Sallyanne and Ita: the impacts of dementia

Sallyanne Atkinson AO, Chair of QBI’s Advisory Board, talks to Ita Buttrose AO OBE, about her experience caring for her father, who had dementia. Ita is a national ambassador for Dementia Australia (formerly Alzheimer’s Australia.


What is AI and will it take over the world

We have about 100 billion neurons in the brain, which contains a lot of information and processing power for a computer to try to emulate. So, how does AI work? Just how close are we to creating human-like computers, or even bionic body parts?


OCD and deep brain stimulation

We talk to neurologist and researcher Professor Peter Silburn about OCD and how deep brain stimulation, like in Parkinson's disease, could help those with the most severe form of the disorder.


Understanding, preventing and treating dementia

QBI researchers are doing all they can to understand and develop new treatments for dementia. In this episode, Dr Gerhard Leinenga explains the different types of dementia, whether it's possible to reduce the risk of getting it, and exciting QBI research that has reduced the symptoms of Alzheimer's in animal models.


Stroke – a mother and daughter's story

"At 31, my mother had a stroke which happened in an instant, and whose effect will span her entire life." Zoe McDonald interviews her mother, Dr Lavinia Codd, who is a stroke survivor and now stroke researcher at the Queensland Brain Institute. Zoe was just two at the time and she talks with her mother about the impact the stroke had on their family.


Depression and anxiety: what's going on in the brain?

We talk to Dr Dhanisha Jhaveri about the biological foundations of depression and anxiety. Two key structures, the hippocampus and the amygdala are integral to memory and emotions, respectively, and Dr Jhaveri studies how these function normally in order to understand what might happen when things go wrong..


When gaming meets neuroscience

Dr Bianca De Wit, from the Department of Cognitive Science at Macquarie University in Sydney talks gaming - of the neuro kind. Just what is this new field of neurogaming and how can it be used for learning? Can playing games make us more intelligent?


Mia Freedman: my struggle with anxiety

"Anxiety is often something that you can't even attach to something. It's just almost an existential feeling of dread or fear." Mia Freedman is the founder and director of the Mamamia Women's Network and seems to have it all together.

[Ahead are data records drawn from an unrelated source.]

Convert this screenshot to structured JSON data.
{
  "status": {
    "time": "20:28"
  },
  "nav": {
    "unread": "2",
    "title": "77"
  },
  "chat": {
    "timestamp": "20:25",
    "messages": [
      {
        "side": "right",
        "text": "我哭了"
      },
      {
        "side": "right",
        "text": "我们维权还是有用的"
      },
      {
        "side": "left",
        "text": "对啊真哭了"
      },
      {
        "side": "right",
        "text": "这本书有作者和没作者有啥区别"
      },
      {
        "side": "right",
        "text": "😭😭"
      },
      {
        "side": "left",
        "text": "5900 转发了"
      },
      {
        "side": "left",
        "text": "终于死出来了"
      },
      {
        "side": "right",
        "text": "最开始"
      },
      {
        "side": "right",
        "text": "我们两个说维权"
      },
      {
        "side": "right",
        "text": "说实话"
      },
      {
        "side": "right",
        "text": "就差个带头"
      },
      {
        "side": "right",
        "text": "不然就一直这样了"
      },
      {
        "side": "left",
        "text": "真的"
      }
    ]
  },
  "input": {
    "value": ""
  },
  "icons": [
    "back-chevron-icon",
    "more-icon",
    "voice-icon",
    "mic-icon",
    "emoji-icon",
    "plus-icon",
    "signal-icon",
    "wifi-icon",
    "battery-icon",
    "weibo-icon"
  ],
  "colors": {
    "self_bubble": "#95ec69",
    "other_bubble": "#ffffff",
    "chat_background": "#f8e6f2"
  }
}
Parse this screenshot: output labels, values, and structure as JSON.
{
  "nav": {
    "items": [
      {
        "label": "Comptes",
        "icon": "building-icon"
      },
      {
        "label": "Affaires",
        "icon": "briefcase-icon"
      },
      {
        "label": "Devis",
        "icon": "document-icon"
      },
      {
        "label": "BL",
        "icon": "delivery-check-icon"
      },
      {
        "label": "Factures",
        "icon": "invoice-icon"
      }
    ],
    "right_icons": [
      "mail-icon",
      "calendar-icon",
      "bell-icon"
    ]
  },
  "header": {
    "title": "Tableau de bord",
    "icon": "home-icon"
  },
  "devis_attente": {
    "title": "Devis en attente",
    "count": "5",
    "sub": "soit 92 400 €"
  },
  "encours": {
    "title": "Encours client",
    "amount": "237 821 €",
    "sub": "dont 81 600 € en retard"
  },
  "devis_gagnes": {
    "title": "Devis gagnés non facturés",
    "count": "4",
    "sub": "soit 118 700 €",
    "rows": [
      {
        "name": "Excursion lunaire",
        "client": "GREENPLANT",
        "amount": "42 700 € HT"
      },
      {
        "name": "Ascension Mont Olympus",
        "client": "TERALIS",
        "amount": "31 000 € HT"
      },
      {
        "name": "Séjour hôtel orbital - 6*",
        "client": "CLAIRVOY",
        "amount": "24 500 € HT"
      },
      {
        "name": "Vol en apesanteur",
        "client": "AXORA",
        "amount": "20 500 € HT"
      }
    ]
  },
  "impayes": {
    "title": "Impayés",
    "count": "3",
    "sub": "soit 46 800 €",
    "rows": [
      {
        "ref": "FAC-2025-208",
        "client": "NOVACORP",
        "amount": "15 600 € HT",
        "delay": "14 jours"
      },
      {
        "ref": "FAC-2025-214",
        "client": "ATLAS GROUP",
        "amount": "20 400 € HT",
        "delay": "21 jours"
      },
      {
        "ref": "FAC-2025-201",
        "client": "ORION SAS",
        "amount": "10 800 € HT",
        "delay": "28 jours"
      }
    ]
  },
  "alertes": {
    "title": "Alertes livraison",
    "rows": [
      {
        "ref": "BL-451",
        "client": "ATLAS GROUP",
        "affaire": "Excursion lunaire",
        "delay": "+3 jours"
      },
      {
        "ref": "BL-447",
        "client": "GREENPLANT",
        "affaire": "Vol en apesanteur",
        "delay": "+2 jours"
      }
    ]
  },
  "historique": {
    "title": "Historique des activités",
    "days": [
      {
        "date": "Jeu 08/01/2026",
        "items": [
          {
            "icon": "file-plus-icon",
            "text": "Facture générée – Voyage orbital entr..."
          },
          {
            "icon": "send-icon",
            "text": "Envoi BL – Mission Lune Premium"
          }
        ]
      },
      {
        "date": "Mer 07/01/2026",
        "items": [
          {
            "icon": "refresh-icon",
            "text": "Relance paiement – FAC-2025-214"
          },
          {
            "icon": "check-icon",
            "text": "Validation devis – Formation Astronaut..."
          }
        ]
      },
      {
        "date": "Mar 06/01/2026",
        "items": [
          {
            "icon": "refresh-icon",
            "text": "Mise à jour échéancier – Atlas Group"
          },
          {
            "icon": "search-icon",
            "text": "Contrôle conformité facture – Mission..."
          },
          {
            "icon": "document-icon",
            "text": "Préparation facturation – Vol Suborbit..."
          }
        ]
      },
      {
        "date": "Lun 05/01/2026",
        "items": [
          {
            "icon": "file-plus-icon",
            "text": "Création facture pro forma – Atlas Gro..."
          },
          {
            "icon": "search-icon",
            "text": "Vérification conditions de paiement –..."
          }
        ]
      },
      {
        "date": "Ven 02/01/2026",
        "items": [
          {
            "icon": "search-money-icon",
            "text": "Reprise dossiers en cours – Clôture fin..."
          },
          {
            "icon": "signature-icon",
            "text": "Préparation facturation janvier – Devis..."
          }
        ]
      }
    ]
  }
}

But here she talks openly about her personal struggle with anxiety, how she was convinced she had a non-existent cancer, and when her world came tumbling down.


Sleep basics: do you get enough sleep

Sleep. We all need it, but are we getting enough? How much sleep do we need to function on a day to day basis without feeling fatigued or irritable? What are the side effects of sleep deprivation? It is sleep awareness week and to get all the important answers we are talking to Dr Chelsie Rohrscheib, Postdoctoral Research Fellow in the Cognitive and Behavioural Lab of Associate Professor Bruno Van Swinderen at the Queensland Brain Institute.


The fundamentals of basic science

What is basic/fundamental science? Dr Steven Zuryn explains the slow burn of basic science, how it is the building block for many of our current scientific endeavours and that it has the ability to help affect generations to come.